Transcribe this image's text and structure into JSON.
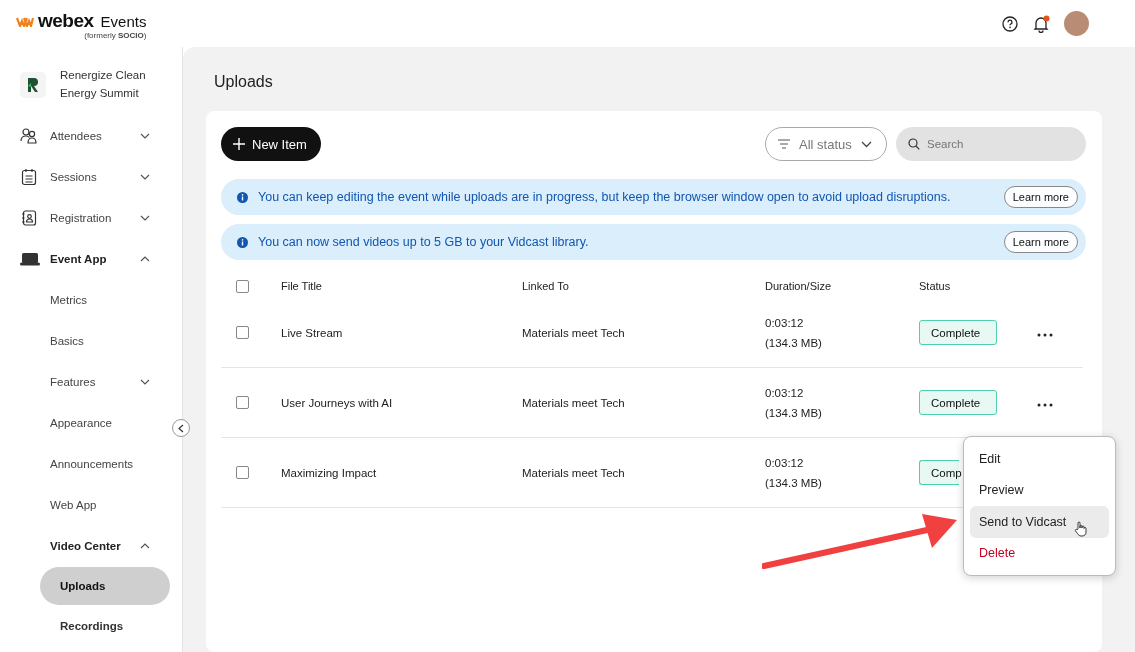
{
  "header": {
    "brand": "webex",
    "product": "Events",
    "formerly": "(formerly ",
    "formerly_brand": "SOCIO",
    "formerly_end": ")",
    "notifications_unread": true
  },
  "event": {
    "name": "Renergize Clean Energy Summit"
  },
  "sidebar": {
    "items": [
      {
        "label": "Attendees",
        "expanded": false,
        "selected": false
      },
      {
        "label": "Sessions",
        "expanded": false,
        "selected": false
      },
      {
        "label": "Registration",
        "expanded": false,
        "selected": false
      },
      {
        "label": "Event App",
        "expanded": true,
        "selected": false,
        "children": [
          {
            "label": "Metrics",
            "selected": false
          },
          {
            "label": "Basics",
            "selected": false
          },
          {
            "label": "Features",
            "expanded": false,
            "selected": false
          },
          {
            "label": "Appearance",
            "selected": false
          },
          {
            "label": "Announcements",
            "selected": false
          },
          {
            "label": "Web App",
            "selected": false
          },
          {
            "label": "Video Center",
            "expanded": true,
            "selected": false,
            "children": [
              {
                "label": "Uploads",
                "selected": true
              },
              {
                "label": "Recordings",
                "selected": false
              }
            ]
          }
        ]
      }
    ]
  },
  "page": {
    "title": "Uploads"
  },
  "toolbar": {
    "new_button": "New Item",
    "filter": "All status",
    "search": {
      "placeholder": "Search"
    }
  },
  "banners": [
    {
      "text": "You can keep editing the event while uploads are in progress, but keep the browser window open to avoid upload disruptions.",
      "action": "Learn more"
    },
    {
      "text": "You can now send videos up to 5 GB to your Vidcast library.",
      "action": "Learn more"
    }
  ],
  "table": {
    "select_all": {
      "checked": false
    },
    "columns": [
      "File Title",
      "Linked To",
      "Duration/Size",
      "Status"
    ],
    "rows": [
      {
        "checked": false,
        "title": "Live Stream",
        "linked_to": "Materials meet Tech",
        "duration": "0:03:12",
        "size": "(134.3 MB)",
        "status": "Complete"
      },
      {
        "checked": false,
        "title": "User Journeys with AI",
        "linked_to": "Materials meet Tech",
        "duration": "0:03:12",
        "size": "(134.3 MB)",
        "status": "Complete"
      },
      {
        "checked": false,
        "title": "Maximizing Impact",
        "linked_to": "Materials meet Tech",
        "duration": "0:03:12",
        "size": "(134.3 MB)",
        "status": "Comp"
      }
    ]
  },
  "context_menu": {
    "items": [
      {
        "label": "Edit",
        "kind": "normal",
        "selected": false
      },
      {
        "label": "Preview",
        "kind": "normal",
        "selected": false
      },
      {
        "label": "Send to Vidcast",
        "kind": "normal",
        "selected": true
      },
      {
        "label": "Delete",
        "kind": "danger",
        "selected": false
      }
    ]
  }
}
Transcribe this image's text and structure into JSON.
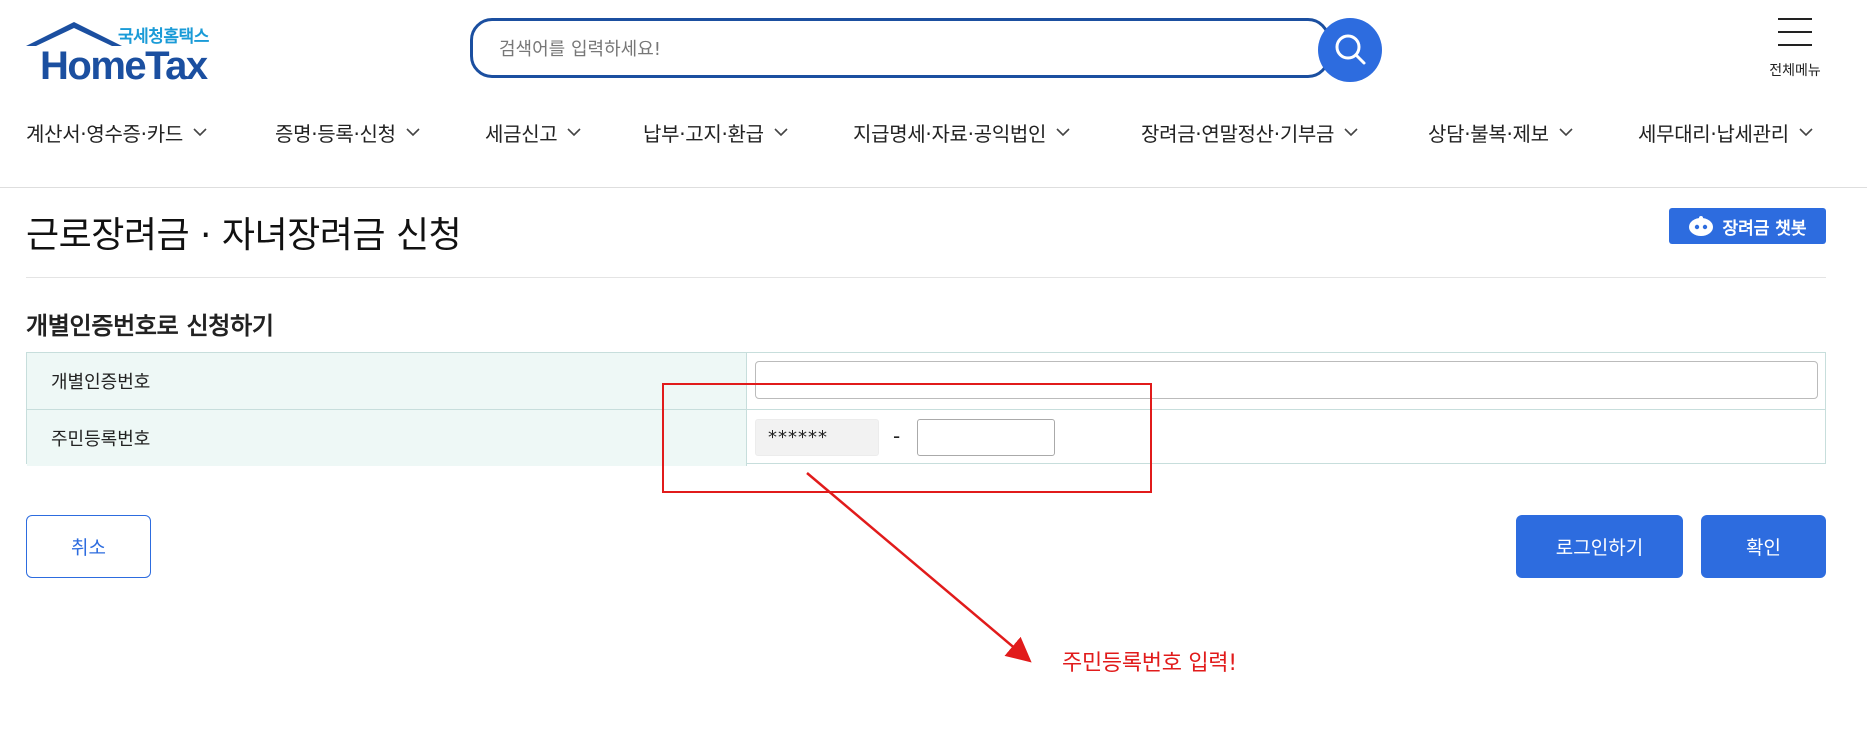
{
  "logo": {
    "sub": "국세청홈택스",
    "main": "HomeTax",
    "brand_color": "#1b4fa0"
  },
  "search": {
    "placeholder": "검색어를 입력하세요!",
    "icon": "search-icon"
  },
  "menu": {
    "label": "전체메뉴",
    "icon": "hamburger-icon"
  },
  "nav": {
    "items": [
      {
        "label": "계산서·영수증·카드"
      },
      {
        "label": "증명·등록·신청"
      },
      {
        "label": "세금신고"
      },
      {
        "label": "납부·고지·환급"
      },
      {
        "label": "지급명세·자료·공익법인"
      },
      {
        "label": "장려금·연말정산·기부금"
      },
      {
        "label": "상담·불복·제보"
      },
      {
        "label": "세무대리·납세관리"
      }
    ]
  },
  "page": {
    "title": "근로장려금 · 자녀장려금 신청",
    "chatbot_label": "장려금 챗봇",
    "section_title": "개별인증번호로 신청하기"
  },
  "form": {
    "cert_label": "개별인증번호",
    "cert_value": "",
    "rrn_label": "주민등록번호",
    "rrn_front": "******",
    "rrn_dash": "-",
    "rrn_back": ""
  },
  "buttons": {
    "cancel": "취소",
    "login": "로그인하기",
    "confirm": "확인"
  },
  "annotation": {
    "text": "주민등록번호 입력!",
    "color": "#e11b1b"
  },
  "colors": {
    "accent": "#2d6cdf",
    "table_border": "#c7dedc",
    "label_bg": "#eef8f6"
  }
}
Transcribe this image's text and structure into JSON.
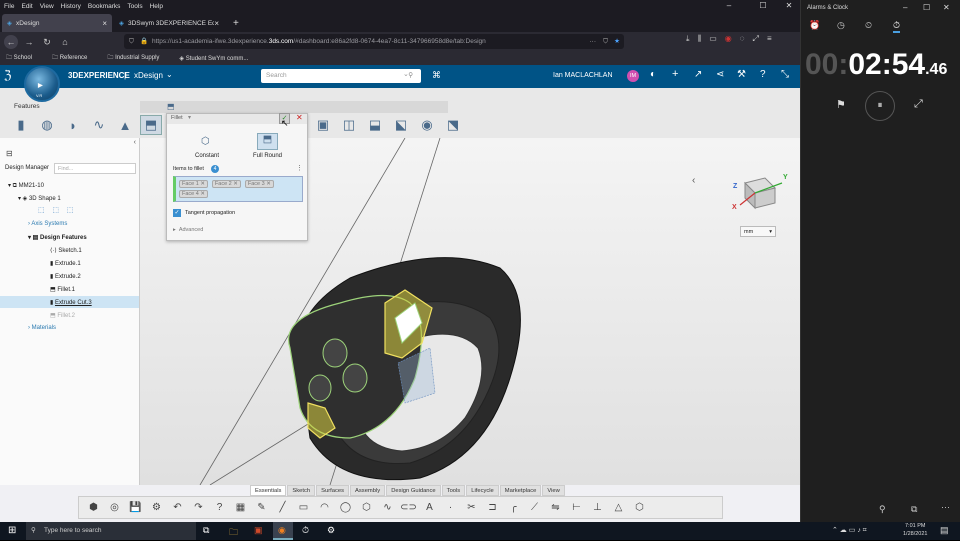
{
  "browser": {
    "menu": [
      "File",
      "Edit",
      "View",
      "History",
      "Bookmarks",
      "Tools",
      "Help"
    ],
    "tabs": [
      {
        "label": "xDesign",
        "active": true
      },
      {
        "label": "3DSwym 3DEXPERIENCE Edu | ...",
        "active": false
      }
    ],
    "url_prefix": "https://us1-academia-ifwe.3dexperience.",
    "url_domain": "3ds.com",
    "url_suffix": "/#dashboard:e86a2fd8-0674-4ea7-8c11-347966958d8e/tab:Design",
    "bookmarks": [
      "School",
      "Reference",
      "Industrial Supply",
      "Student SwYm comm..."
    ]
  },
  "app": {
    "brand": "3DEXPERIENCE",
    "separator": "|",
    "app_name": "xDesign",
    "search_placeholder": "Search",
    "user_name": "Ian MACLACHLAN",
    "user_initials": "IM",
    "compass_version": "V.R"
  },
  "features_tab": "Features",
  "fillet": {
    "title": "Fillet",
    "mode_constant": "Constant",
    "mode_full_round": "Full Round",
    "items_label": "Items to fillet",
    "items_count": "4",
    "faces": [
      "Face 1",
      "Face 2",
      "Face 3",
      "Face 4"
    ],
    "tangent_label": "Tangent propagation",
    "advanced_label": "Advanced"
  },
  "tree": {
    "header": "Design Manager",
    "find_placeholder": "Find...",
    "root": "MM21-10",
    "shape": "3D Shape 1",
    "axis": "Axis Systems",
    "design_features": "Design Features",
    "items": [
      "Sketch.1",
      "Extrude.1",
      "Extrude.2",
      "Fillet.1",
      "Extrude Cut.3",
      "Fillet.2"
    ],
    "materials": "Materials"
  },
  "viewport": {
    "unit": "mm",
    "axis_x": "X",
    "axis_y": "Y",
    "axis_z": "Z"
  },
  "bottom_tabs": [
    "Essentials",
    "Sketch",
    "Surfaces",
    "Assembly",
    "Design Guidance",
    "Tools",
    "Lifecycle",
    "Marketplace",
    "View"
  ],
  "taskbar": {
    "search_placeholder": "Type here to search",
    "time": "7:01 PM",
    "date": "1/28/2021"
  },
  "clock": {
    "title": "Alarms & Clock",
    "dim_hours": "00:",
    "time_main": "02:54",
    "time_fraction": ".46"
  },
  "colors": {
    "header_blue": "#005386",
    "fillet_green": "#9dd37a",
    "highlight_yellow": "#f0e060"
  }
}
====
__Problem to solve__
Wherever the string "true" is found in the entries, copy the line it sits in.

__Written answer__
    "notifications_unread": true
        "expanded": true,
            "expanded": true,
                "selected": true
        "selected": true
        "active": true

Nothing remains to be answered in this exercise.